+++ RECORDS FOR THIS TASK +++

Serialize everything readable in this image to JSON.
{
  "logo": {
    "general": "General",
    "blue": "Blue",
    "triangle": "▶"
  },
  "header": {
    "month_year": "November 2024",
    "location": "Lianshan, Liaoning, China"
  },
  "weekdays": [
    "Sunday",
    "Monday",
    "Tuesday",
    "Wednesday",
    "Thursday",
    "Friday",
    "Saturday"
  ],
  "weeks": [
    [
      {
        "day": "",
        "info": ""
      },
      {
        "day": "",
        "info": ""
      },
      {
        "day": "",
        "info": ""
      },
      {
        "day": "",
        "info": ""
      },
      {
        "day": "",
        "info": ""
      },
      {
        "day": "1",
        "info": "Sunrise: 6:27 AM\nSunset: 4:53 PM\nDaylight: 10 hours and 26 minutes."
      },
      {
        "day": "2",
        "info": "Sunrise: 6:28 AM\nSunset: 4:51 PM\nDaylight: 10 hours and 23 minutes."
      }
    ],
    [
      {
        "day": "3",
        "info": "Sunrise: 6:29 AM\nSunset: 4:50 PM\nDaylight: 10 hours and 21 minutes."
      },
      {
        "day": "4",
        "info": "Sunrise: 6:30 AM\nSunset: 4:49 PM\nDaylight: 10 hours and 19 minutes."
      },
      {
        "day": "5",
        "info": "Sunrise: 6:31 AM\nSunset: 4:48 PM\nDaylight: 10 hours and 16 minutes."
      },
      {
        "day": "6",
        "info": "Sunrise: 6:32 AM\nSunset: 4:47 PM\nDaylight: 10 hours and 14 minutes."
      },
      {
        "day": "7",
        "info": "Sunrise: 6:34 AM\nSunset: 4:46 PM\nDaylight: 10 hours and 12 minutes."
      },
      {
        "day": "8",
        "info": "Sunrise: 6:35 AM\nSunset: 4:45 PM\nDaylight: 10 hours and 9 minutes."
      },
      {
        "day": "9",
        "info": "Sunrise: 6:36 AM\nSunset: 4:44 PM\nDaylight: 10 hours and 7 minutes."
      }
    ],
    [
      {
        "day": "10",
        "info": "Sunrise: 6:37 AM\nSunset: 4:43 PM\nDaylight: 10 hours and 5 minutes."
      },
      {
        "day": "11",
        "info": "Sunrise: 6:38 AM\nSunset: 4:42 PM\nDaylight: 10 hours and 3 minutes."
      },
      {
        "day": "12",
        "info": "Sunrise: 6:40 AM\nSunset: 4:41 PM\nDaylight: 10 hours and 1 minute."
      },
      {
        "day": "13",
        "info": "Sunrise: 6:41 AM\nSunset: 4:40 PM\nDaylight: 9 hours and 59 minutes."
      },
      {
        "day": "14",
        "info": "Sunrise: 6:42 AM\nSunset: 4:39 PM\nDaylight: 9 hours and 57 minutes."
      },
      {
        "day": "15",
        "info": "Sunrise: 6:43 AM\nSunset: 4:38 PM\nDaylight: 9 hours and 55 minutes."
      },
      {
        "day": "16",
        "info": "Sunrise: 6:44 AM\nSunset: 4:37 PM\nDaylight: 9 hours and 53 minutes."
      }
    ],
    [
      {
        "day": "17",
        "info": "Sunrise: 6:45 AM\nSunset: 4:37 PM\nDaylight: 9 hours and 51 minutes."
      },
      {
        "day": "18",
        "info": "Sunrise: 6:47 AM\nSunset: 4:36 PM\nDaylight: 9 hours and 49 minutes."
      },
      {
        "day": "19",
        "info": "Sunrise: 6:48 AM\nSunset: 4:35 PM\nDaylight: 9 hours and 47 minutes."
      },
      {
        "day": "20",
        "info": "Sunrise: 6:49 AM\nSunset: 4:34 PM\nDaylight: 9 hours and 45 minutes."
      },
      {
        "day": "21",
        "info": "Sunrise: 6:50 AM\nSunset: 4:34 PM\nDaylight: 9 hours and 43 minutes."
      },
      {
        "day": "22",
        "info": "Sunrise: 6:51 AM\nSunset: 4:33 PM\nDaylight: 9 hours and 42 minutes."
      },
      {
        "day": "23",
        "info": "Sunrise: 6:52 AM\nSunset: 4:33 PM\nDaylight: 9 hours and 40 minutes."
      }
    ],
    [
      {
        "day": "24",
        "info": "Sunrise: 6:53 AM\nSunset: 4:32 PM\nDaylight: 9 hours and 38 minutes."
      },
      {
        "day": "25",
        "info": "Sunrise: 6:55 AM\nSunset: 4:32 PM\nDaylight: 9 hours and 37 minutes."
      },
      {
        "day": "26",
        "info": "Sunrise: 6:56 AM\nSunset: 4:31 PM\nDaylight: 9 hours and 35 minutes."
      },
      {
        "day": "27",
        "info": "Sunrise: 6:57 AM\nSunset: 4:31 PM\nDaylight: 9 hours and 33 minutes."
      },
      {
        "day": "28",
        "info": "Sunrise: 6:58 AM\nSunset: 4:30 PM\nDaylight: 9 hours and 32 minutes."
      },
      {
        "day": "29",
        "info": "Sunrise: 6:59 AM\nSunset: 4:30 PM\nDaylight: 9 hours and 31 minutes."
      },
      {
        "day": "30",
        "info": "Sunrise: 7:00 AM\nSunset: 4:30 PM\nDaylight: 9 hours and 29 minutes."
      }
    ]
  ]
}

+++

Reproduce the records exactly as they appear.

RESPONSE AREA ->
Serialize everything readable in this image to JSON.
{
  "logo": {
    "general": "General",
    "blue": "Blue",
    "triangle": "▶"
  },
  "header": {
    "month_year": "November 2024",
    "location": "Lianshan, Liaoning, China"
  },
  "weekdays": [
    "Sunday",
    "Monday",
    "Tuesday",
    "Wednesday",
    "Thursday",
    "Friday",
    "Saturday"
  ],
  "weeks": [
    [
      {
        "day": "",
        "info": ""
      },
      {
        "day": "",
        "info": ""
      },
      {
        "day": "",
        "info": ""
      },
      {
        "day": "",
        "info": ""
      },
      {
        "day": "",
        "info": ""
      },
      {
        "day": "1",
        "info": "Sunrise: 6:27 AM\nSunset: 4:53 PM\nDaylight: 10 hours and 26 minutes."
      },
      {
        "day": "2",
        "info": "Sunrise: 6:28 AM\nSunset: 4:51 PM\nDaylight: 10 hours and 23 minutes."
      }
    ],
    [
      {
        "day": "3",
        "info": "Sunrise: 6:29 AM\nSunset: 4:50 PM\nDaylight: 10 hours and 21 minutes."
      },
      {
        "day": "4",
        "info": "Sunrise: 6:30 AM\nSunset: 4:49 PM\nDaylight: 10 hours and 19 minutes."
      },
      {
        "day": "5",
        "info": "Sunrise: 6:31 AM\nSunset: 4:48 PM\nDaylight: 10 hours and 16 minutes."
      },
      {
        "day": "6",
        "info": "Sunrise: 6:32 AM\nSunset: 4:47 PM\nDaylight: 10 hours and 14 minutes."
      },
      {
        "day": "7",
        "info": "Sunrise: 6:34 AM\nSunset: 4:46 PM\nDaylight: 10 hours and 12 minutes."
      },
      {
        "day": "8",
        "info": "Sunrise: 6:35 AM\nSunset: 4:45 PM\nDaylight: 10 hours and 9 minutes."
      },
      {
        "day": "9",
        "info": "Sunrise: 6:36 AM\nSunset: 4:44 PM\nDaylight: 10 hours and 7 minutes."
      }
    ],
    [
      {
        "day": "10",
        "info": "Sunrise: 6:37 AM\nSunset: 4:43 PM\nDaylight: 10 hours and 5 minutes."
      },
      {
        "day": "11",
        "info": "Sunrise: 6:38 AM\nSunset: 4:42 PM\nDaylight: 10 hours and 3 minutes."
      },
      {
        "day": "12",
        "info": "Sunrise: 6:40 AM\nSunset: 4:41 PM\nDaylight: 10 hours and 1 minute."
      },
      {
        "day": "13",
        "info": "Sunrise: 6:41 AM\nSunset: 4:40 PM\nDaylight: 9 hours and 59 minutes."
      },
      {
        "day": "14",
        "info": "Sunrise: 6:42 AM\nSunset: 4:39 PM\nDaylight: 9 hours and 57 minutes."
      },
      {
        "day": "15",
        "info": "Sunrise: 6:43 AM\nSunset: 4:38 PM\nDaylight: 9 hours and 55 minutes."
      },
      {
        "day": "16",
        "info": "Sunrise: 6:44 AM\nSunset: 4:37 PM\nDaylight: 9 hours and 53 minutes."
      }
    ],
    [
      {
        "day": "17",
        "info": "Sunrise: 6:45 AM\nSunset: 4:37 PM\nDaylight: 9 hours and 51 minutes."
      },
      {
        "day": "18",
        "info": "Sunrise: 6:47 AM\nSunset: 4:36 PM\nDaylight: 9 hours and 49 minutes."
      },
      {
        "day": "19",
        "info": "Sunrise: 6:48 AM\nSunset: 4:35 PM\nDaylight: 9 hours and 47 minutes."
      },
      {
        "day": "20",
        "info": "Sunrise: 6:49 AM\nSunset: 4:34 PM\nDaylight: 9 hours and 45 minutes."
      },
      {
        "day": "21",
        "info": "Sunrise: 6:50 AM\nSunset: 4:34 PM\nDaylight: 9 hours and 43 minutes."
      },
      {
        "day": "22",
        "info": "Sunrise: 6:51 AM\nSunset: 4:33 PM\nDaylight: 9 hours and 42 minutes."
      },
      {
        "day": "23",
        "info": "Sunrise: 6:52 AM\nSunset: 4:33 PM\nDaylight: 9 hours and 40 minutes."
      }
    ],
    [
      {
        "day": "24",
        "info": "Sunrise: 6:53 AM\nSunset: 4:32 PM\nDaylight: 9 hours and 38 minutes."
      },
      {
        "day": "25",
        "info": "Sunrise: 6:55 AM\nSunset: 4:32 PM\nDaylight: 9 hours and 37 minutes."
      },
      {
        "day": "26",
        "info": "Sunrise: 6:56 AM\nSunset: 4:31 PM\nDaylight: 9 hours and 35 minutes."
      },
      {
        "day": "27",
        "info": "Sunrise: 6:57 AM\nSunset: 4:31 PM\nDaylight: 9 hours and 33 minutes."
      },
      {
        "day": "28",
        "info": "Sunrise: 6:58 AM\nSunset: 4:30 PM\nDaylight: 9 hours and 32 minutes."
      },
      {
        "day": "29",
        "info": "Sunrise: 6:59 AM\nSunset: 4:30 PM\nDaylight: 9 hours and 31 minutes."
      },
      {
        "day": "30",
        "info": "Sunrise: 7:00 AM\nSunset: 4:30 PM\nDaylight: 9 hours and 29 minutes."
      }
    ]
  ]
}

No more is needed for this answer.